The world just isn’t very well designed. Fallout 3 and Skyrim always have at least three map markers on your HUD, so there’s always something to go visit, and countless little things to find, like sunken ships with treasure in them. Creatures and enemies randomly roam the world, though some keep to specific habitats—zombies to irradiated areas, etc. New Vegas has… an area of the map where you can hit the auto-walk button, step away, go get a glass of water, and come back to find yourself still walking across a completely flat, not-at-all engaging space. Its spaces are generally vast, open, and devoid of anyone to encounter, or very specific locations with a small handful of enemies. The world just doesn’t feel quite as alive.
In other words, it’s not really a world you can be a part of. On the one hand, it’s structured, using enemies as barriers. On the other hand, it’s relatively barren. If the kind of people buying these games like abandoning the story and just doing their own thing, as they do in Bethesda’s games, the GTA series, and a bunch of other sandbox stuff… why would they find that appealing?
New Vegas is at its best when you’re talking with people, and at that point, you’ve got to deal with Obsidian’s inconsistent writing chops.
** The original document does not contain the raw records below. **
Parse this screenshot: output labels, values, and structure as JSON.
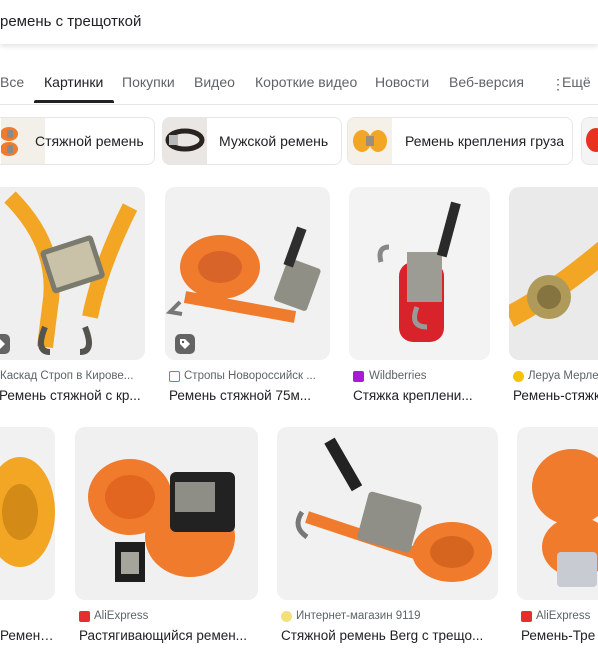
{
  "search": {
    "query": "ремень с трещоткой"
  },
  "tabs": [
    {
      "label": "Все"
    },
    {
      "label": "Картинки"
    },
    {
      "label": "Покупки"
    },
    {
      "label": "Видео"
    },
    {
      "label": "Короткие видео"
    },
    {
      "label": "Новости"
    },
    {
      "label": "Веб-версия"
    },
    {
      "label": "Ещё"
    }
  ],
  "chips": [
    {
      "label": "Стяжной ремень"
    },
    {
      "label": "Мужской ремень"
    },
    {
      "label": "Ремень крепления груза"
    }
  ],
  "row1": [
    {
      "source": "Каскад Строп в Кирове...",
      "title": "Ремень стяжной с кр..."
    },
    {
      "source": "Стропы Новороссийск ...",
      "title": "Ремень стяжной 75м..."
    },
    {
      "source": "Wildberries",
      "title": "Стяжка креплени..."
    },
    {
      "source": "Леруа Мерле",
      "title": "Ремень-стяжк"
    }
  ],
  "row2": [
    {
      "source": "",
      "title": "Ремень ..."
    },
    {
      "source": "AliExpress",
      "title": "Растягивающийся ремен..."
    },
    {
      "source": "Интернет-магазин 9119",
      "title": "Стяжной ремень Berg с трещо..."
    },
    {
      "source": "AliExpress",
      "title": "Ремень-Тре"
    }
  ],
  "colors": {
    "accent": "#202124",
    "strap_orange": "#f07b2c",
    "strap_yellow": "#f2a623"
  },
  "icons": {
    "more": "vertical-dots-icon",
    "shopping": "tag-icon"
  }
}
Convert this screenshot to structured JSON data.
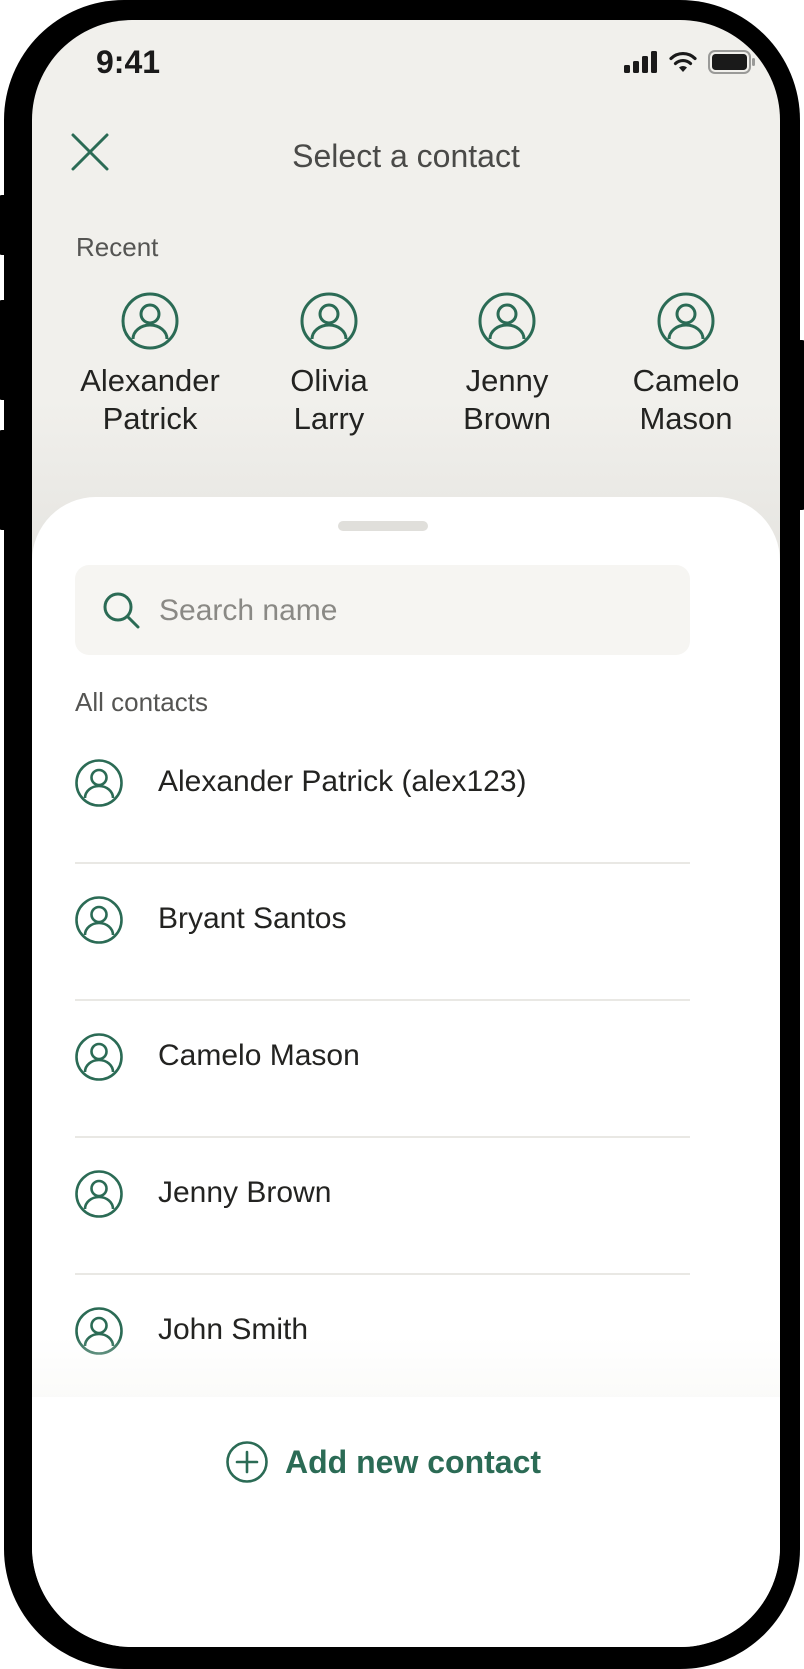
{
  "status_bar": {
    "time": "9:41",
    "icons": [
      "cellular-signal-icon",
      "wifi-icon",
      "battery-icon"
    ]
  },
  "header": {
    "title": "Select a contact",
    "close_icon": "close-icon"
  },
  "recent": {
    "label": "Recent",
    "items": [
      {
        "name": "Alexander\nPatrick"
      },
      {
        "name": "Olivia\nLarry"
      },
      {
        "name": "Jenny\nBrown"
      },
      {
        "name": "Camelo\nMason"
      }
    ]
  },
  "search": {
    "placeholder": "Search name",
    "value": ""
  },
  "contacts": {
    "label": "All contacts",
    "items": [
      {
        "name": "Alexander Patrick (alex123)"
      },
      {
        "name": "Bryant Santos"
      },
      {
        "name": "Camelo Mason"
      },
      {
        "name": "Jenny Brown"
      },
      {
        "name": "John Smith"
      }
    ]
  },
  "footer": {
    "add_label": "Add new contact"
  },
  "colors": {
    "accent": "#2b6b55",
    "background": "#f1f0ec",
    "sheet": "#ffffff"
  }
}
Rock, Paper, Shotgun’s review of New Vegas included an image of some dialog that goes like this: “Their very existence is a blight on the common good. Even worse are the Profligates, the subtype of Dissolute one finds on this side of the river.”
So the thing Obsidian tries to do—interacting with characters and having lots of potential outcomes—they don’t even do that well all the time. They get choice and consequences right, and the actual role-play element of the game is spectacular, but when it boils down to things… you’re in a really bland world. The camera perspective and genre implies a certain kind of gameplay experience, but Obsidian fails to deliver on that experience in any serious or meaningful way.
Fallout: New Vegas would have been better as an isometric RPG, because it really is, despite the inconsistent writing, a great RPG with a huge variety of ways to do things. I could spend hours and hours just talking to people and making things happen. But… well, people just don’t value that quite as much, for better or worse. Maybe they would if the games could deliver their stories in a more innovative way than simple query/response at a static NPC lore dump.
Skyrim—and all of Bethesda’s RPGs, really—let players be who they want to in a living, breathing world. What players choose to do in the world defines who they are. It’s not the greatest simulation on the planet, but it does the job. New Vegas, on the other hand, is a more traditional, tabletop-like RPG that wears the skin of the Bethesda-style experience but never really feels comfortable in it.
They’re both neat experiences, both good RPGs in their own ways, but ultimately, they have different appeals to different crowds.
Now imagine a world where our character interactions were as deep as New Vegas’, but our world interactions were as varied as Skyrim’s. Imagine a world where both of these games benefited from better story presentation, combat, object interaction, camera control, and all sorts of other things. Wouldn’t that be awesome? Something for everyone.
I feel like crap today, but I haven’t written anything this week, so I’m going to get something out. As usual, you can find me on Tumblr or Twitter. I’ve also begun adding the tag DocTalk to all my Kotaku posts, for easy findability.